The spatial organization of transportation and mobility
Environmental Externalities of Land Use
Economic Costs. The costs incurred to maintain the functionality of an urban area according to the characteristics of its land uses. Lower densities and specialized land use increase economic costs in terms of average commuting distances, public utility provision, and energy consumption. Commonly, urban growth has occurred at the expense of the most productive rural land. Once land use shifts from rural to urban, it rarely becomes available for other uses, although there are cases where abandoned urban land reverted to vacant and even agricultural. High subsidy levels for urban transit are an indirect externality related to land use. It is increasingly difficult to provide adequate levels of service, notably in suburban areas, where land use density (residential and commercial) is not high enough for a profitable public transit system. Overall, land use externalities affect the economic efficiency of urban areas.
Social Costs. Community disruption includes a wide range of social costs imposed by land use density, pattern, and interaction. Environmental externalities, like noise, smog, and odors, contribute to disrupt the quality of life. Transportation infrastructure, notably railways and highways, is a physical barrier dividing communities and disrupting non-motorized mobility (pedestrians, cyclists). Further, the design of a transportation system around a specific mode restrains accessibility to those who do not have access to that mode. This is notably the case for the automobile, which is a key determinant of the activity space of its users.
Environmental Costs. The most obvious environmental cost is related to the quantity of land taken at the expense of the natural environment.

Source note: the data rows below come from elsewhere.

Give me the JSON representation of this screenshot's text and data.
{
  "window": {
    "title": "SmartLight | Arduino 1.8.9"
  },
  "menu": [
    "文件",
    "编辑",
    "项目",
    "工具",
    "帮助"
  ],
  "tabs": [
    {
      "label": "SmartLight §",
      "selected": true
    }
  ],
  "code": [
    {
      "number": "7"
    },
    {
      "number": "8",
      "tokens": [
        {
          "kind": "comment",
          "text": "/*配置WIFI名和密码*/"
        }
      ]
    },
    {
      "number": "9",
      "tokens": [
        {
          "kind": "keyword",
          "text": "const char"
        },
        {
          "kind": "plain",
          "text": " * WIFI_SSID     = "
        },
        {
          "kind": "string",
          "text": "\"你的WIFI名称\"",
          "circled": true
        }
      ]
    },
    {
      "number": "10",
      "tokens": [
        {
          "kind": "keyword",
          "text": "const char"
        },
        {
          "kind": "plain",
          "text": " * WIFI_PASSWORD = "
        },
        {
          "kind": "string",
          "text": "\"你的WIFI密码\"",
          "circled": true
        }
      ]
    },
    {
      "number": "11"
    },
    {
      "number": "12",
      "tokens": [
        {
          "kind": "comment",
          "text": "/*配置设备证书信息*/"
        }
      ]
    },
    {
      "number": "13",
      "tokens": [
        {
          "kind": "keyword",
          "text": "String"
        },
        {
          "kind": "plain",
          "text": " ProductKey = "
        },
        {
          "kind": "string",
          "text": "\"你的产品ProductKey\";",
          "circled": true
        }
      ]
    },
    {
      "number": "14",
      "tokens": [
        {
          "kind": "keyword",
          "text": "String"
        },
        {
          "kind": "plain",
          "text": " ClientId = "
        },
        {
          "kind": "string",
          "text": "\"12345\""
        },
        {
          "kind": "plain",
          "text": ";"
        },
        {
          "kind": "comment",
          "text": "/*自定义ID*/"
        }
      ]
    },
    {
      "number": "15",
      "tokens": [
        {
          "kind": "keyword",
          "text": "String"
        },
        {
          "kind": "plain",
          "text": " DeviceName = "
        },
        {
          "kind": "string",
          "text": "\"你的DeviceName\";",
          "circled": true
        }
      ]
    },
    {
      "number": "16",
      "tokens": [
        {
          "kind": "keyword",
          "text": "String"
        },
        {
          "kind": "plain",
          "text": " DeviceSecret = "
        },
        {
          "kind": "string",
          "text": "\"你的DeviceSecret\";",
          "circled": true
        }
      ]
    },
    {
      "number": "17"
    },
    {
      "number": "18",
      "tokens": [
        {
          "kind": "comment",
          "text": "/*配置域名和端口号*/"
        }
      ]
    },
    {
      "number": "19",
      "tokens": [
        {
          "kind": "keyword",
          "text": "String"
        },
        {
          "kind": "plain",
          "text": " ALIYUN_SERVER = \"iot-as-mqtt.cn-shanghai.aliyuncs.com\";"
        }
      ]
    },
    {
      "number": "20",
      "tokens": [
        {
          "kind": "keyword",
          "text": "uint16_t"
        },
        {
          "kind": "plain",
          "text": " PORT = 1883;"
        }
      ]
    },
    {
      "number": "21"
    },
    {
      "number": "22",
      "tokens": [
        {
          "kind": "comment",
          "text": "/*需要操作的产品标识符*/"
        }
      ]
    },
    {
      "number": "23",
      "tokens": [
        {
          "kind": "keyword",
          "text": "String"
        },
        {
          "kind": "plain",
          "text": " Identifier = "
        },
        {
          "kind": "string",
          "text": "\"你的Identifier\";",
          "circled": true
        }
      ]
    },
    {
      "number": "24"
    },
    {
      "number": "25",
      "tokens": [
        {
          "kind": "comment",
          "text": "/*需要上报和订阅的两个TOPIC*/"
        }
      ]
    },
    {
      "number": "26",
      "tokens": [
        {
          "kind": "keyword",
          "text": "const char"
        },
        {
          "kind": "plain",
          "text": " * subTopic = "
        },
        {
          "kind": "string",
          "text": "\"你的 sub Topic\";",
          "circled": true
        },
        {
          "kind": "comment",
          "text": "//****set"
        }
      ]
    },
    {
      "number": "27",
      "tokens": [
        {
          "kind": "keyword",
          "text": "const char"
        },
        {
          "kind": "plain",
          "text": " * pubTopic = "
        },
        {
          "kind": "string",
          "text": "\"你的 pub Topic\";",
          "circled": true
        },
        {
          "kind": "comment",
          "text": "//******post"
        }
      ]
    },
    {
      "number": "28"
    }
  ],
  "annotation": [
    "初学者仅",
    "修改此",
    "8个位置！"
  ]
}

It must also be considered that land use contributes to environmental degradation as a source of waste, particularly for industrial activities (air pollution, water pollution, hazardous materials, etc.).